Material Research Laboratory, located on the eastern side of the University Park campus, houses labs and classrooms. It has not received any significant upgrades since it was built in 1969, and the building system infrastructure has reached the end of its useful life. The trustees approved a budget of $25.3 million for the project, which will include replacing mechanical, electric service, and the fire suppression systems. The roof will be replaced and hazardous materials will be abated. Offices will be renovated, and the new MRL building chilled water system will be connected and provide service to the chilled water system that services the adjacent Land and Water and Central Biological Laboratory Buildings.

The committee also learned about several other projects and actions. Informational items on the committee's consent agenda included:

-- lighting upgrades for energy efficiency at University Park. The work will include relamping, rebalasting, replacing light fixtures, incidental painting and patching, and upgrading selected controls and wiring in Armsby, Boucke, Buckout, Business, Chambers, Chandlee, Ferguson, Grange, Henning, Keller and Thomas buildings. The cost estimate for this project is $2 million.

-- improvement of the Zebrafish research capabilities at The Milton S. Hershey Medical Center by creating a Zebrafish Functional Genomics Core. The College of Medicine has been awarded a grant from National Institutes of Health (NIH) to pursue three specific aims: increase and centralize housing, quarantine and procedural space; improve efficiency and cost effectiveness by purchasing and installing a state-of-the-art husbandry system; and establish an embryo procedure room. The cost estimate for this project is $1.02 million with the NIH Grant providing $476,191.

-- renovations to the Cellular and Molecular Physiology Chair Laboratories at The Milton S. Hershey. Medical Center. The proposed laboratory renovations will provide new flexible open laboratories and a smaller core support laboratory. The open portions of the laboratory will feature fixed casework with dedicated sitting height write up space along the exterior wall. A dedicated tissue culture room and dedicated fume hood rooms will be provided for each laboratory module. To provide for better interaction and collaboration among the laboratory investigators, the offices serving the newly renovated lab, the department chair, and administrative support will be grouped in one area. The cost estimate for this project is $1.6 million.

-- naming of 300 North Science Park Road the “Technology Support Building” at University Park. The University intends to change the name of the 300 North Science Park Road building to the Technology Support Building. The building brings together staff specializing in the delivery of information technology systems and services that help the University fulfill its teaching, research and service mission.

-- purchase of property in Smethport, McKean County. In July 2014, the University purchased a 3.7-acre property including a 1,168 square foot residence adjoining Penn State property, located at 9021 Route 46, Smethport, Norwich Township, McKean County, from Timothy Stuck for $41,500. The purchase provides strategic expansion opportunities for the University’s Agricultural Cooperative Extension and eliminates the possibility of adverse ownership.

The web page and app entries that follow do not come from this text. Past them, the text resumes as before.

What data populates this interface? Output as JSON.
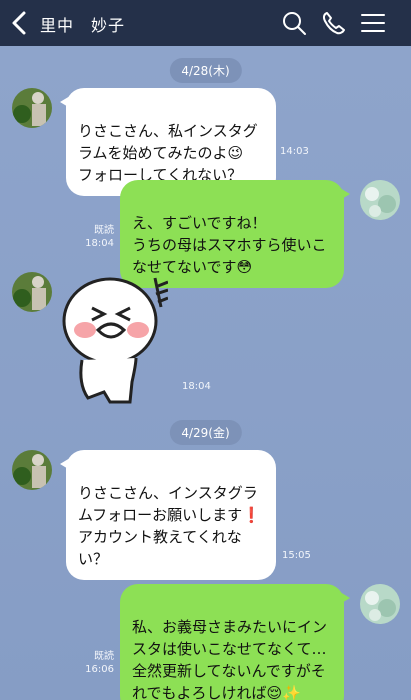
{
  "header": {
    "title": "里中　妙子",
    "icons": [
      "back-arrow-icon",
      "search-icon",
      "phone-icon",
      "menu-icon"
    ]
  },
  "dates": [
    "4/28(木)",
    "4/29(金)"
  ],
  "messages": [
    {
      "side": "in",
      "text": "りさこさん、私インスタグラムを始めてみたのよ😉\nフォローしてくれない？",
      "time": "14:03"
    },
    {
      "side": "out",
      "text": "え、すごいですね！\nうちの母はスマホすら使いこなせてないです😳",
      "read": "既読",
      "time": "18:04"
    },
    {
      "side": "in",
      "sticker": true,
      "time": "18:04"
    },
    {
      "side": "in",
      "text": "りさこさん、インスタグラムフォローお願いします❗\nアカウント教えてくれない？",
      "time": "15:05"
    },
    {
      "side": "out",
      "text": "私、お義母さまみたいにインスタは使いこなせてなくて…全然更新してないんですがそれでもよろしければ😌✨",
      "read": "既読",
      "time": "16:06"
    }
  ],
  "colors": {
    "header": "#243049",
    "background": "#8aa1c9",
    "outgoing_bubble": "#8de055",
    "incoming_bubble": "#ffffff"
  }
}
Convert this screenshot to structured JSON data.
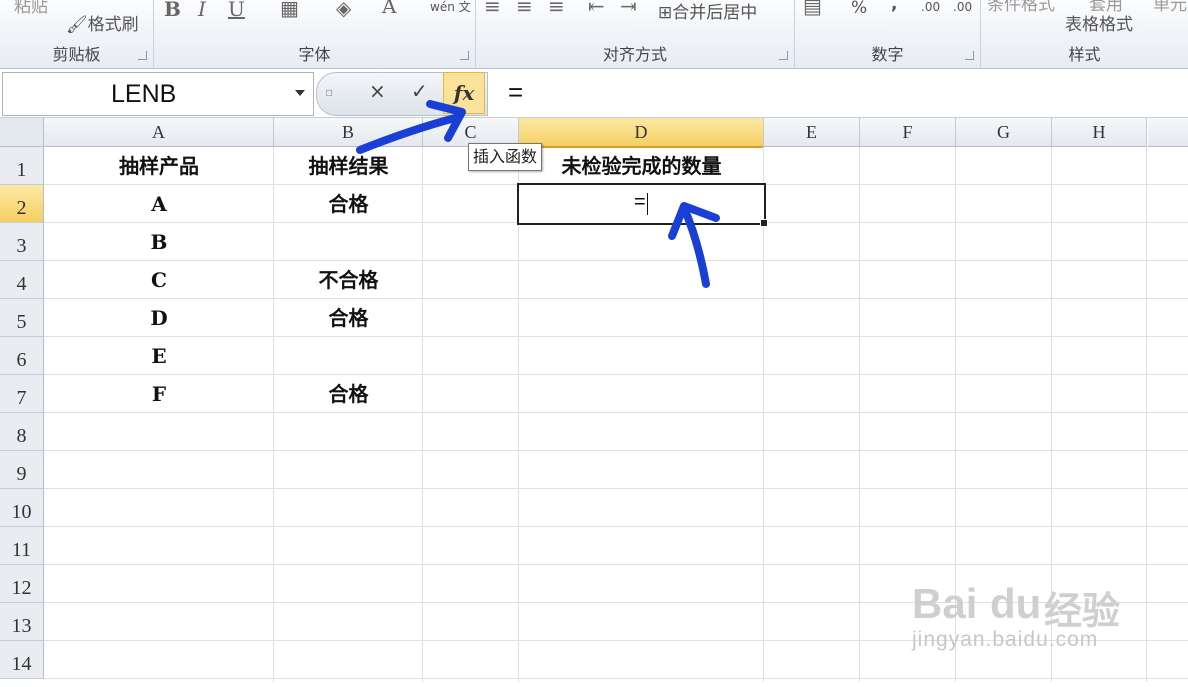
{
  "ribbon": {
    "clipboard": {
      "paste": "粘贴",
      "format_painter": "格式刷",
      "label": "剪贴板"
    },
    "font": {
      "bold": "B",
      "italic": "I",
      "underline": "U",
      "font_color": "A",
      "wen": "wén 文",
      "label": "字体"
    },
    "alignment": {
      "merge_center": "合并后居中",
      "label": "对齐方式"
    },
    "number": {
      "percent": "%",
      "comma": ",",
      "inc_decimal": ".00",
      "dec_decimal": ".00",
      "label": "数字"
    },
    "styles": {
      "conditional": "条件格式",
      "table_format_top": "套用",
      "table_format": "表格格式",
      "cell_styles": "单元",
      "label": "样式"
    }
  },
  "formula_bar": {
    "name_box": "LENB",
    "cancel": "×",
    "enter": "✓",
    "fx": "fx",
    "formula": "="
  },
  "tooltip": "插入函数",
  "columns": [
    "A",
    "B",
    "C",
    "D",
    "E",
    "F",
    "G",
    "H"
  ],
  "rows": [
    "1",
    "2",
    "3",
    "4",
    "5",
    "6",
    "7",
    "8",
    "9",
    "10",
    "11",
    "12",
    "13",
    "14"
  ],
  "cells": {
    "A1": "抽样产品",
    "B1": "抽样结果",
    "D1": "未检验完成的数量",
    "A2": "A",
    "B2": "合格",
    "D2": "=",
    "A3": "B",
    "A4": "C",
    "B4": "不合格",
    "A5": "D",
    "B5": "合格",
    "A6": "E",
    "A7": "F",
    "B7": "合格"
  },
  "watermark": {
    "logo": "Bai",
    "du": "du",
    "cn": "经验",
    "url": "jingyan.baidu.com"
  },
  "colors": {
    "accent": "#f5cf63",
    "annotation": "#1a3fd6"
  }
}
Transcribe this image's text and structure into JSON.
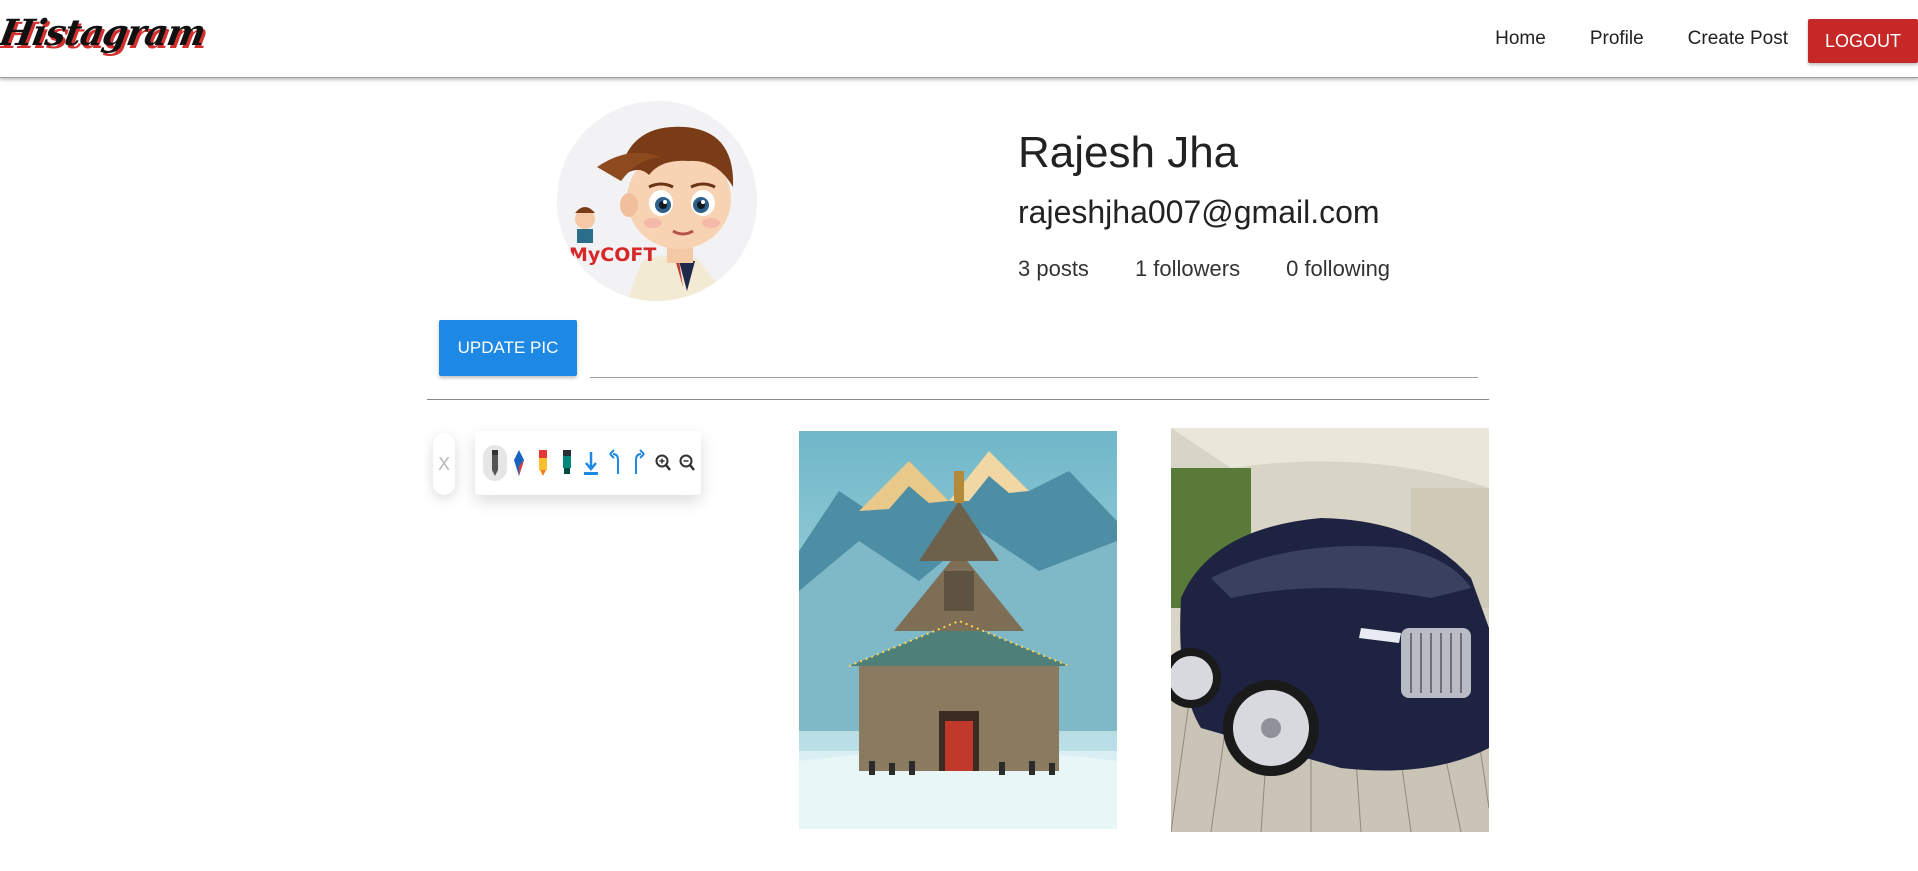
{
  "navbar": {
    "brand": "Histagram",
    "links": [
      {
        "label": "Home"
      },
      {
        "label": "Profile"
      },
      {
        "label": "Create Post"
      }
    ],
    "logout_label": "LOGOUT"
  },
  "profile": {
    "name": "Rajesh Jha",
    "email": "rajeshjha007@gmail.com",
    "avatar_text": "MyCOFT",
    "stats": {
      "posts": "3 posts",
      "followers": "1 followers",
      "following": "0 following"
    }
  },
  "update": {
    "button_label": "UPDATE PIC",
    "file_path_value": ""
  },
  "toolbar": {
    "close_label": "X",
    "tools": [
      "pen-icon",
      "eraser-icon",
      "marker-icon",
      "highlighter-icon",
      "download-icon",
      "undo-icon",
      "redo-icon",
      "zoom-in-icon",
      "zoom-out-icon"
    ]
  },
  "colors": {
    "logout": "#c62828",
    "update": "#1e88e5",
    "brand_shadow": "#d32f2f"
  }
}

-- sale of gifted property in Hazleton. In July 2013, 139 N. Vine St., Hazleton, was gifted to the University by Pasco L. Schiavo. The terms of the gift do not obligate the University to retain the property, and the University has no specific use for it. The University listed the property for sale in December 2013, and sold the property to Srdjan Muncan in August 2014 for $135,000. At the donor’s request, net sale proceeds are to be allocated at the discretion of the University at the Penn State Hazleton Campus.

Facilities upgrades such as those included above enable the University to offer the high-quality educational experience students expect, and also are a factor in drawing top faculty and students to Penn State. For more information, visit online.